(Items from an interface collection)
********

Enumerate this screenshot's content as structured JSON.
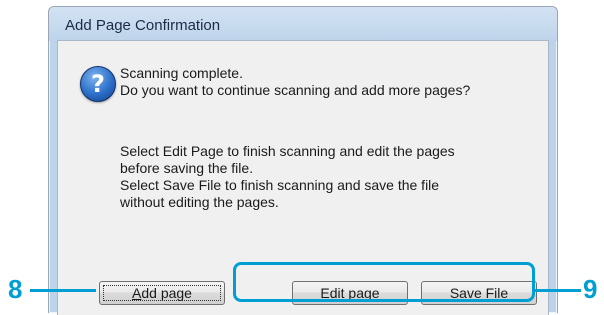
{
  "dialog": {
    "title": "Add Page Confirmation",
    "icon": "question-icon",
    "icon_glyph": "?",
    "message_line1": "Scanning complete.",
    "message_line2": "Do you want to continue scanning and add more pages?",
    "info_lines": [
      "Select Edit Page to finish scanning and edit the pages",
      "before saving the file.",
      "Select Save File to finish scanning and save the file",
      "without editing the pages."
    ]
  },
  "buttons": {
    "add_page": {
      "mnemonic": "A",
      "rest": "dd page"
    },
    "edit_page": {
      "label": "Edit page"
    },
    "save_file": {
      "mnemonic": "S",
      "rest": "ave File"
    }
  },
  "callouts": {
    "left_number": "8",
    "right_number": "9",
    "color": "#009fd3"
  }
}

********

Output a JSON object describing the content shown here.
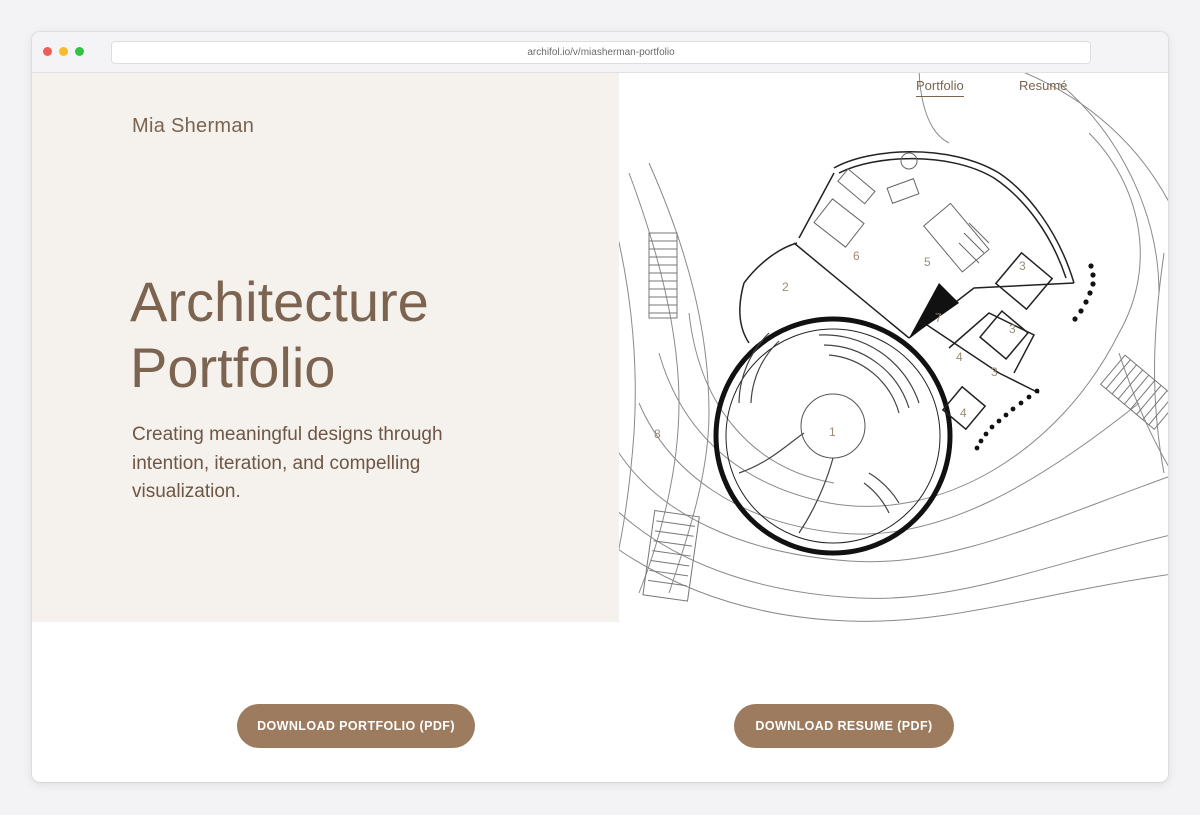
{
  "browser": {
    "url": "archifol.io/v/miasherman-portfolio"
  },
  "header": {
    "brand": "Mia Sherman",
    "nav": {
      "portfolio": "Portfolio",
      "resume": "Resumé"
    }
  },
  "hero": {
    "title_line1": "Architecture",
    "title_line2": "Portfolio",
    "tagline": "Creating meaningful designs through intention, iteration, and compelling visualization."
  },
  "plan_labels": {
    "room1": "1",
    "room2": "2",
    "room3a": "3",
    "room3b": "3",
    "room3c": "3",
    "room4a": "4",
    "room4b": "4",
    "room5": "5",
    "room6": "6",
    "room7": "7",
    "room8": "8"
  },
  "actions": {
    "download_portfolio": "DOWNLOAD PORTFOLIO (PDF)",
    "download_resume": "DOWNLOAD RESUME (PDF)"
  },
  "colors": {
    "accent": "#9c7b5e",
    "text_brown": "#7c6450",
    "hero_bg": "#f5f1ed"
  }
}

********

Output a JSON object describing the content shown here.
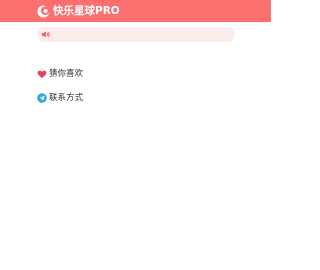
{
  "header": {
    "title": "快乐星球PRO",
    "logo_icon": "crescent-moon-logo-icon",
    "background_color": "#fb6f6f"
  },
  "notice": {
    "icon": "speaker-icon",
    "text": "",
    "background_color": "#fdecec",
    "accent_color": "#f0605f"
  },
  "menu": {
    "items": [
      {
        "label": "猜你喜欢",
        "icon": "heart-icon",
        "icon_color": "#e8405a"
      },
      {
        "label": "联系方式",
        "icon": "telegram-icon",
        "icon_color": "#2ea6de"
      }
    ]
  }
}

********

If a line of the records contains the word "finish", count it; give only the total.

2